In the spring of 2017, the UK government introduced a package of apprenticeship reforms. The most important of these was the introduction of the apprenticeship tax, a new way of financing apprenticeship. Over the past 20 years, there has been a constant change in the learning landscape. There has been a sharp increase in the number of apprentices but also a change in the composition. Today’s apprentices are increasingly existing employees of a large organization that funds their training, over the age of 25 and moving into higher level apprenticeships. In some cases, the reforms of spring 2017 continued these trends. In other cases, they have exacerbated them.
To measure the impact of the 2017 reforms on employer behavior, the Edge Foundation and the Gatsby Foundation commissioned a study from the Employment Research Institute (IER) at the University of Warwick. The main objective was to find out why employers reduced their apprenticeship offer after the introduction of the reforms.
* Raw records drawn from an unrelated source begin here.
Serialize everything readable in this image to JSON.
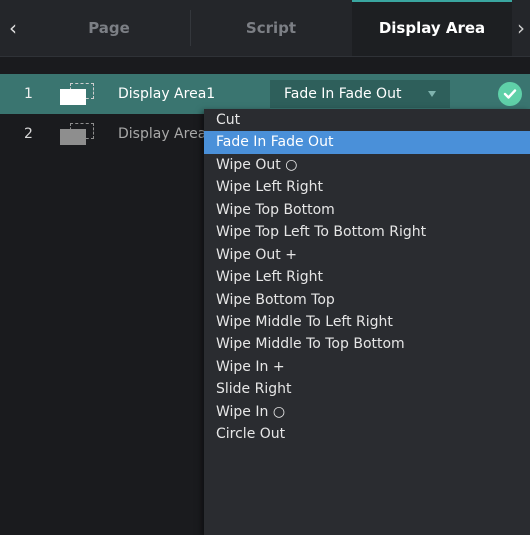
{
  "tabs": [
    {
      "label": "Page"
    },
    {
      "label": "Script"
    },
    {
      "label": "Display Area"
    }
  ],
  "rows": [
    {
      "index": "1",
      "name": "Display Area1",
      "effect": "Fade In Fade Out",
      "checked": true
    },
    {
      "index": "2",
      "name": "Display Area2"
    }
  ],
  "dropdown": {
    "selected": "Fade In Fade Out",
    "items": [
      "Cut",
      "Fade In Fade Out",
      "Wipe Out ○",
      "Wipe Left Right",
      "Wipe Top Bottom",
      "Wipe Top Left To Bottom Right",
      "Wipe Out +",
      "Wipe Left Right",
      "Wipe Bottom Top",
      "Wipe Middle To Left Right",
      "Wipe Middle To Top Bottom",
      "Wipe In +",
      "Slide Right",
      "Wipe In ○",
      "Circle Out"
    ]
  },
  "colors": {
    "accent": "#3a7570",
    "selection": "#4a90d9",
    "check": "#5fd0a8"
  },
  "icons": {
    "nav_left": "chevron-left-icon",
    "nav_right": "chevron-right-icon",
    "area": "display-area-icon",
    "dropdown_caret": "caret-down-icon",
    "status": "check-circle-icon"
  }
}
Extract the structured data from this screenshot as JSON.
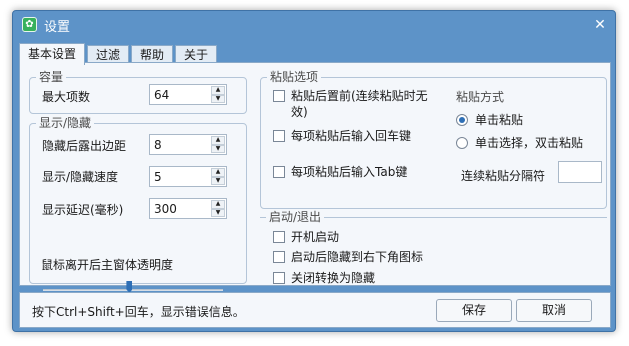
{
  "window": {
    "title": "设置",
    "icon": "gear-icon",
    "accent": "#5d93c8",
    "close_icon": "close-icon"
  },
  "tabs": [
    "基本设置",
    "过滤",
    "帮助",
    "关于"
  ],
  "active_tab": "基本设置",
  "capacity": {
    "title": "容量",
    "max_items_label": "最大项数",
    "max_items_value": "64"
  },
  "display": {
    "title": "显示/隐藏",
    "margin_label": "隐藏后露出边距",
    "margin_value": "8",
    "speed_label": "显示/隐藏速度",
    "speed_value": "5",
    "delay_label": "显示延迟(毫秒)",
    "delay_value": "300",
    "opacity_label": "鼠标离开后主窗体透明度",
    "opacity_level": 0.48
  },
  "paste": {
    "title": "粘贴选项",
    "move_front_label": "粘贴后置前(连续粘贴时无效)",
    "enter_label": "每项粘贴后输入回车键",
    "tab_label": "每项粘贴后输入Tab键",
    "mode_title": "粘贴方式",
    "mode_single": "单击粘贴",
    "mode_double": "单击选择，双击粘贴",
    "selected_mode": "单击粘贴",
    "separator_label": "连续粘贴分隔符",
    "separator_value": ""
  },
  "startup": {
    "title": "启动/退出",
    "autostart_label": "开机启动",
    "tray_label": "启动后隐藏到右下角图标",
    "close_hide_label": "关闭转换为隐藏"
  },
  "status": {
    "message": "按下Ctrl+Shift+回车，显示错误信息。",
    "save_label": "保存",
    "cancel_label": "取消"
  }
}
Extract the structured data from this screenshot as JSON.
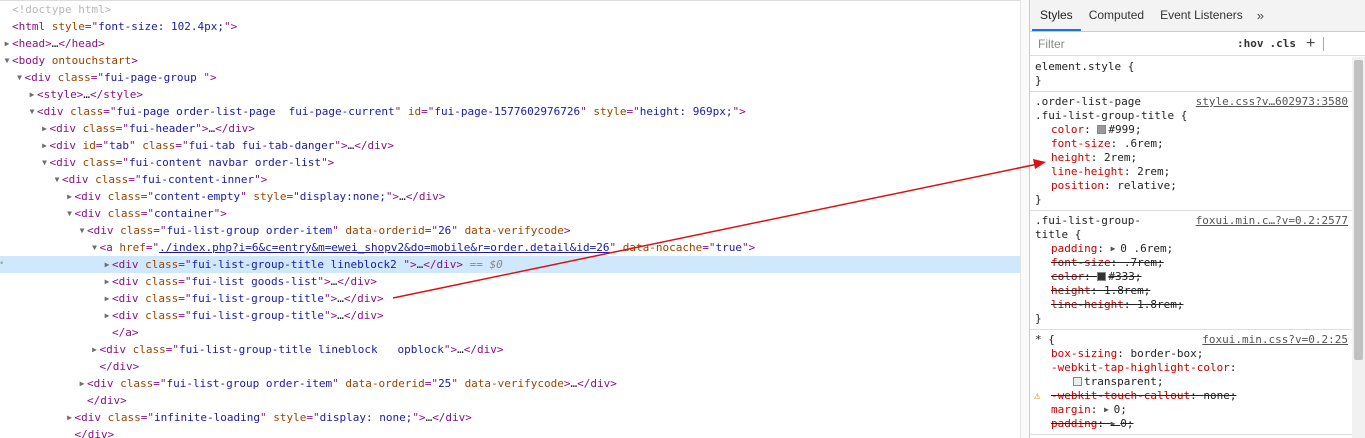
{
  "dom_lines": [
    {
      "indent": 0,
      "tri": "",
      "html": "<span class='comment'>&lt;!doctype html&gt;</span>"
    },
    {
      "indent": 0,
      "tri": "",
      "html": "<span class='tag'>&lt;html</span> <span class='attr-n'>style</span><span class='tag'>=\"</span><span class='attr-v'>font-size: 102.4px;</span><span class='tag'>\"&gt;</span>"
    },
    {
      "indent": 0,
      "tri": "▶",
      "html": "<span class='tag'>&lt;head&gt;</span><span class='text'>…</span><span class='tag'>&lt;/head&gt;</span>"
    },
    {
      "indent": 0,
      "tri": "▼",
      "html": "<span class='tag'>&lt;body</span> <span class='attr-n'>ontouchstart</span><span class='tag'>&gt;</span>"
    },
    {
      "indent": 1,
      "tri": "▼",
      "html": "<span class='tag'>&lt;div</span> <span class='attr-n'>class</span><span class='tag'>=\"</span><span class='attr-v'>fui-page-group </span><span class='tag'>\"&gt;</span>"
    },
    {
      "indent": 2,
      "tri": "▶",
      "html": "<span class='tag'>&lt;style&gt;</span><span class='text'>…</span><span class='tag'>&lt;/style&gt;</span>"
    },
    {
      "indent": 2,
      "tri": "▼",
      "html": "<span class='tag'>&lt;div</span> <span class='attr-n'>class</span><span class='tag'>=\"</span><span class='attr-v'>fui-page order-list-page  fui-page-current</span><span class='tag'>\"</span> <span class='attr-n'>id</span><span class='tag'>=\"</span><span class='attr-v'>fui-page-1577602976726</span><span class='tag'>\"</span> <span class='attr-n'>style</span><span class='tag'>=\"</span><span class='attr-v'>height: 969px;</span><span class='tag'>\"&gt;</span>"
    },
    {
      "indent": 3,
      "tri": "▶",
      "html": "<span class='tag'>&lt;div</span> <span class='attr-n'>class</span><span class='tag'>=\"</span><span class='attr-v'>fui-header</span><span class='tag'>\"&gt;</span><span class='text'>…</span><span class='tag'>&lt;/div&gt;</span>"
    },
    {
      "indent": 3,
      "tri": "▶",
      "html": "<span class='tag'>&lt;div</span> <span class='attr-n'>id</span><span class='tag'>=\"</span><span class='attr-v'>tab</span><span class='tag'>\"</span> <span class='attr-n'>class</span><span class='tag'>=\"</span><span class='attr-v'>fui-tab fui-tab-danger</span><span class='tag'>\"&gt;</span><span class='text'>…</span><span class='tag'>&lt;/div&gt;</span>"
    },
    {
      "indent": 3,
      "tri": "▼",
      "html": "<span class='tag'>&lt;div</span> <span class='attr-n'>class</span><span class='tag'>=\"</span><span class='attr-v'>fui-content navbar order-list</span><span class='tag'>\"&gt;</span>"
    },
    {
      "indent": 4,
      "tri": "▼",
      "html": "<span class='tag'>&lt;div</span> <span class='attr-n'>class</span><span class='tag'>=\"</span><span class='attr-v'>fui-content-inner</span><span class='tag'>\"&gt;</span>"
    },
    {
      "indent": 5,
      "tri": "▶",
      "html": "<span class='tag'>&lt;div</span> <span class='attr-n'>class</span><span class='tag'>=\"</span><span class='attr-v'>content-empty</span><span class='tag'>\"</span> <span class='attr-n'>style</span><span class='tag'>=\"</span><span class='attr-v'>display:none;</span><span class='tag'>\"&gt;</span><span class='text'>…</span><span class='tag'>&lt;/div&gt;</span>"
    },
    {
      "indent": 5,
      "tri": "▼",
      "html": "<span class='tag'>&lt;div</span> <span class='attr-n'>class</span><span class='tag'>=\"</span><span class='attr-v'>container</span><span class='tag'>\"&gt;</span>"
    },
    {
      "indent": 6,
      "tri": "▼",
      "html": "<span class='tag'>&lt;div</span> <span class='attr-n'>class</span><span class='tag'>=\"</span><span class='attr-v'>fui-list-group order-item</span><span class='tag'>\"</span> <span class='attr-n'>data-orderid</span><span class='tag'>=\"</span><span class='attr-v'>26</span><span class='tag'>\"</span> <span class='attr-n'>data-verifycode</span><span class='tag'>&gt;</span>"
    },
    {
      "indent": 7,
      "tri": "▼",
      "html": "<span class='tag'>&lt;a</span> <span class='attr-n'>href</span><span class='tag'>=\"</span><span class='link'>./index.php?i=6&amp;c=entry&amp;m=ewei_shopv2&amp;do=mobile&amp;r=order.detail&amp;id=26</span><span class='tag'>\"</span> <span class='attr-n'>data-nocache</span><span class='tag'>=\"</span><span class='attr-v'>true</span><span class='tag'>\"&gt;</span>"
    },
    {
      "indent": 8,
      "tri": "▶",
      "selected": true,
      "html": "<span class='tag'>&lt;div</span> <span class='attr-n'>class</span><span class='tag'>=\"</span><span class='attr-v'>fui-list-group-title lineblock2 </span><span class='tag'>\"&gt;</span><span class='text'>…</span><span class='tag'>&lt;/div&gt;</span> <span class='dim'>== $0</span>"
    },
    {
      "indent": 8,
      "tri": "▶",
      "html": "<span class='tag'>&lt;div</span> <span class='attr-n'>class</span><span class='tag'>=\"</span><span class='attr-v'>fui-list goods-list</span><span class='tag'>\"&gt;</span><span class='text'>…</span><span class='tag'>&lt;/div&gt;</span>"
    },
    {
      "indent": 8,
      "tri": "▶",
      "html": "<span class='tag'>&lt;div</span> <span class='attr-n'>class</span><span class='tag'>=\"</span><span class='attr-v'>fui-list-group-title</span><span class='tag'>\"&gt;</span><span class='text'>…</span><span class='tag'>&lt;/div&gt;</span>"
    },
    {
      "indent": 8,
      "tri": "▶",
      "html": "<span class='tag'>&lt;div</span> <span class='attr-n'>class</span><span class='tag'>=\"</span><span class='attr-v'>fui-list-group-title</span><span class='tag'>\"&gt;</span><span class='text'>…</span><span class='tag'>&lt;/div&gt;</span>"
    },
    {
      "indent": 8,
      "tri": "",
      "html": "<span class='tag'>&lt;/a&gt;</span>"
    },
    {
      "indent": 7,
      "tri": "▶",
      "html": "<span class='tag'>&lt;div</span> <span class='attr-n'>class</span><span class='tag'>=\"</span><span class='attr-v'>fui-list-group-title lineblock   opblock</span><span class='tag'>\"&gt;</span><span class='text'>…</span><span class='tag'>&lt;/div&gt;</span>"
    },
    {
      "indent": 7,
      "tri": "",
      "html": "<span class='tag'>&lt;/div&gt;</span>"
    },
    {
      "indent": 6,
      "tri": "▶",
      "html": "<span class='tag'>&lt;div</span> <span class='attr-n'>class</span><span class='tag'>=\"</span><span class='attr-v'>fui-list-group order-item</span><span class='tag'>\"</span> <span class='attr-n'>data-orderid</span><span class='tag'>=\"</span><span class='attr-v'>25</span><span class='tag'>\"</span> <span class='attr-n'>data-verifycode</span><span class='tag'>&gt;</span><span class='text'>…</span><span class='tag'>&lt;/div&gt;</span>"
    },
    {
      "indent": 6,
      "tri": "",
      "html": "<span class='tag'>&lt;/div&gt;</span>"
    },
    {
      "indent": 5,
      "tri": "▶",
      "html": "<span class='tag'>&lt;div</span> <span class='attr-n'>class</span><span class='tag'>=\"</span><span class='attr-v'>infinite-loading</span><span class='tag'>\"</span> <span class='attr-n'>style</span><span class='tag'>=\"</span><span class='attr-v'>display: none;</span><span class='tag'>\"&gt;</span><span class='text'>…</span><span class='tag'>&lt;/div&gt;</span>"
    },
    {
      "indent": 5,
      "tri": "",
      "html": "<span class='tag'>&lt;/div&gt;</span>"
    }
  ],
  "selected_suffix": "== $0",
  "tabs": [
    "Styles",
    "Computed",
    "Event Listeners"
  ],
  "tabs_more": "»",
  "filter": {
    "placeholder": "Filter",
    "hov": ":hov",
    "cls": ".cls",
    "plus": "+"
  },
  "rules": [
    {
      "selector_lines": [
        "element.style {"
      ],
      "source": "",
      "decls": [],
      "close": "}"
    },
    {
      "selector_lines": [
        ".order-list-page",
        ".fui-list-group-title {"
      ],
      "source": "style.css?v…602973:3580",
      "decls": [
        {
          "name": "color",
          "value": "#999;",
          "swatch": "#999999"
        },
        {
          "name": "font-size",
          "value": ".6rem;"
        },
        {
          "name": "height",
          "value": "2rem;"
        },
        {
          "name": "line-height",
          "value": "2rem;"
        },
        {
          "name": "position",
          "value": "relative;"
        }
      ],
      "close": "}"
    },
    {
      "selector_lines": [
        ".fui-list-group-",
        "title {"
      ],
      "source": "foxui.min.c…?v=0.2:2577",
      "decls": [
        {
          "name": "padding",
          "value": "0 .6rem;",
          "expand": true
        },
        {
          "name": "font-size",
          "value": ".7rem;",
          "struck": true
        },
        {
          "name": "color",
          "value": "#333;",
          "swatch": "#333333",
          "struck": true
        },
        {
          "name": "height",
          "value": "1.8rem;",
          "struck": true
        },
        {
          "name": "line-height",
          "value": "1.8rem;",
          "struck": true
        }
      ],
      "close": "}"
    },
    {
      "selector_lines": [
        "* {"
      ],
      "source": "foxui.min.css?v=0.2:25",
      "decls": [
        {
          "name": "box-sizing",
          "value": "border-box;"
        },
        {
          "name": "-webkit-tap-highlight-color",
          "value": ""
        },
        {
          "name": "",
          "value": "transparent;",
          "swatch": "transparent",
          "sub": true
        },
        {
          "name": "-webkit-touch-callout",
          "value": "none;",
          "struck": true,
          "warn": true
        },
        {
          "name": "margin",
          "value": "0;",
          "expand": true
        },
        {
          "name": "padding",
          "value": "0;",
          "expand": true,
          "struck": true
        }
      ],
      "close": ""
    }
  ],
  "colors": {
    "selection": "#cfe8fc",
    "tab_active": "#1a73e8",
    "arrow": "#dd1111"
  }
}
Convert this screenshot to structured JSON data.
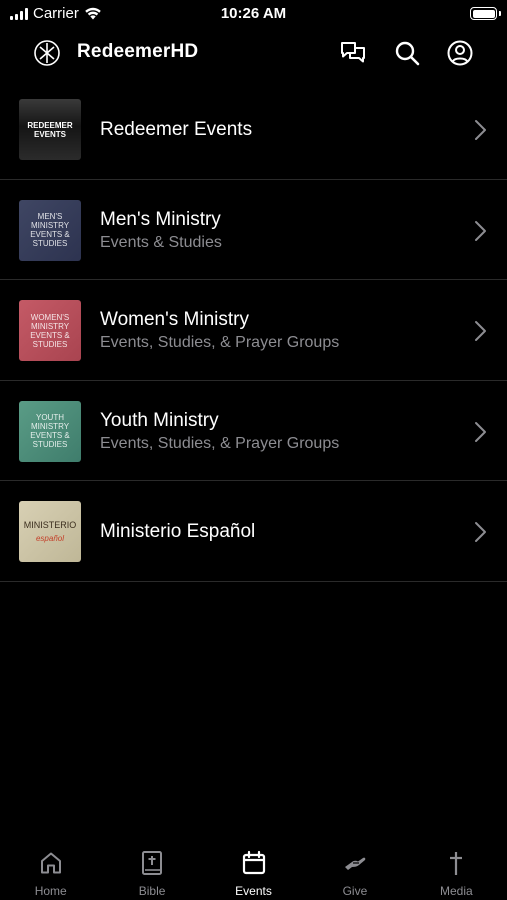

The IER analyzed official data on apprenticeship, information from a number of published employer surveys, and interviewed 23 employers (paid and non-paid). This summary shares some of the most compelling findings.
The tax changed the use of apprenticeship in unexpected ways
While research collectively examined the reforms, the introduction of the tax had by far the greatest impact. Interestingly, employers who appear to be the least affected by the introduction of the tax (i.e. small businesses that do not pay tax) have been more likely to reduce the recruitment of apprentices, while that the big tax-paying employers have increased theirs.
It is important to stress that the levy is the key factor here, not the size of the employer. For example, small employers paying levies tended to increase their number of apprentices, while large non-levy payers tended to reduce theirs. The study revealed that direct debit payers were encouraged to convert their existing training offer into apprenticeship, in order to maximize their direct debit spending.
Apprenticeship facilitates the transition of fewer young people into the labor market
A corollary of the above is the reduction of apprenticeship as a support mechanism for young people moving from the education system to the labor market. Traditionally, small employers were more likely to recruit young people through mid-level apprenticeships, thus providing them with a means of making the transition into the labor market. Instead, apprenticeships are increasingly used for the development of the high-level skills of older employees in large organizations.
Hidden costs seem to have an impact on the use of apprenticeships in some sectors
In addition to the tax, the government’s 20% off-the-job training requirement has also had an impact. It is mainly in sectors and professions that require certain personnel: client ratios. This can be in occupations and industries – such as hospitality and retail – where certain levels of staff are required to serve customers (e.g. in a cafe), or in daycare centers where staff: children ratios are required. are a legal requirement.
Having to ‘fill in’ staff while they are in training can add considerable costs to an apprenticeship. Typically, the sectors most affected are those with less skilled workers in lower paying jobs. Potentially, these occupations and sectors are excellent targets for apprenticeships that help low-skilled workers acquire skills and qualifications, often as a basis for advancing their careers. However, the additional financial costs of backfilling prove to be a deterrent for many employers.
The reforms have therefore provided a “double whammy” for young and old alike who use apprenticeship as a first step or progression in the labor market.
Key points to remember
Overall, research suggests that apprenticeship remains an important means by which employers meet their skill needs. However, the reforms – and mainly the tax – have had an impact on the behavior of employers with regard to the number of apprentices recruited, the type, age and level of apprentices they hire.
The reforms have accelerated the tendency for existing employees to undertake higher level apprenticeships. The tax has resulted in a reduction in the recruitment of apprentices by non-payers (usually small businesses) and an increase in participation by tax payers (usually larger ones). In some sectors, there are also additional financial disincentives, such as backfill costs; generally sectors that recruit and employ large proportions of low-skilled and skilled workers.
While apprenticeship is increasingly used to train existing employees of large companies for higher level apprenticeships, consideration needs to be given to how the training needs of young people, small employers and those who wish to take apprenticeships need to be considered. lower level could be encouraged and supported. .
IER owes a huge thank you to the employers who graciously gave of their time to share their apprenticeship hiring practices and how these have been affected by the reforms and the pandemic. We also thank Edge and Gatsby for funding this study. We hope that the efforts devoted to them will contribute equally to their ongoing work.